…Perhaps the most horrendous anti-German act was the lynching in April 1918 of 29-year-old Robert Paul Prager, a German-born bakery employee, who was accused of making ‘disloyal utterances.’ A mob took him from the basement of the Collinsville, Illinois jail, dragged him outside of town, and hanged him from a tree.
Sewanee, the University of the South, has an article titled Anti-German Sentiment and Propaganda. It describes the shock of many German Americans who saw former friends shun them and questioned their patriotism.
…with the increasing number of war-related incidents, anti-German sentiment steadily grew. Nothing fuelled anti-German sentiment as much as the sinking of the British ocean liner Lusitania on May 7, 1915, an event which British and American propagandists pointed to as incontrovertible proof of German brutality. The incident caused a huge uproar in the U.S. and solidified anti-German sentiment in the public…
… An extensive propaganda attack, including posters, pamphlets, articles, and books, targeted German Americans and German citizens, labeling them a threat to European civilization and the American values of peace, democracy, and liberty. The media often referred to the Germans as ‘Huns,’ after the barbaric hoards of Asian warriors who had ravaged the Roman Empire.

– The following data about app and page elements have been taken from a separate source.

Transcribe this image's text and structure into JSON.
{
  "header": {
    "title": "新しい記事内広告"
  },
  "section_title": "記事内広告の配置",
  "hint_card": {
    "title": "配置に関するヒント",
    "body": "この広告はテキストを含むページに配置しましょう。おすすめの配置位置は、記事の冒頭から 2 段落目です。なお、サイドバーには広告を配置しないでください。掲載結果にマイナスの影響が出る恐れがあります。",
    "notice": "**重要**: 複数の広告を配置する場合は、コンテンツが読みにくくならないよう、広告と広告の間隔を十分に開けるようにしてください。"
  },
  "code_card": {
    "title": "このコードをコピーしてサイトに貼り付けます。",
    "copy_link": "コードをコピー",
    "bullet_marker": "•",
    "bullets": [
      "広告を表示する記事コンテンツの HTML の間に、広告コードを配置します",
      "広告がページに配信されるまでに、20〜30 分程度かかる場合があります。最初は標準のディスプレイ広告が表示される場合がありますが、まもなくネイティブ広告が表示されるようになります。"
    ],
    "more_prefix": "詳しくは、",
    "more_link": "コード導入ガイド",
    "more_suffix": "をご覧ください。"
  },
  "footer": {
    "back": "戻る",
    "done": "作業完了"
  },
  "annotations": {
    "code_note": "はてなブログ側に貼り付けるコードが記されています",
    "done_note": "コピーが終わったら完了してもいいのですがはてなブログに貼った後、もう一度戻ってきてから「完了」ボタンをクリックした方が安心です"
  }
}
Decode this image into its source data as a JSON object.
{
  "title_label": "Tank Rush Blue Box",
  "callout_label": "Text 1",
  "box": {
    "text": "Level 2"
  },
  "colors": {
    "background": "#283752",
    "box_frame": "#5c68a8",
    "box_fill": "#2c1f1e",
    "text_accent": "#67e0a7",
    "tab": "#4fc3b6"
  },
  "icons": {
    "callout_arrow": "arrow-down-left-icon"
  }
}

Germans were portrayed as aggressive, materialistic, savage and uncivilized, and Germans living in the U.S. were frequently accused of creating an extensive propaganda machine and an elaborate espionage system.
The Germans never fully understood that the effective propaganda against them capitalized on emotions, immediately understood terms, and vague ideas. Through this mechanism, the German voice was silenced for the rest of the war and, to a certain extent, beyond. The concert halls stopped playing the music of German composers. German language programs were banned in high schools, along with German-language church services and publications. Books were burned, German dogs were slaughtered, and many food items were rechristened (for instance, sauerkraut was officially re-dubbed ‘liberty cabbage’). Germans and German Americans also felt the change in small, personal incidents. In some instances, ‘hand-shakes became less friendly than they used to be,’ but many were publicly assaulted, tarred and feathered, or even lynched.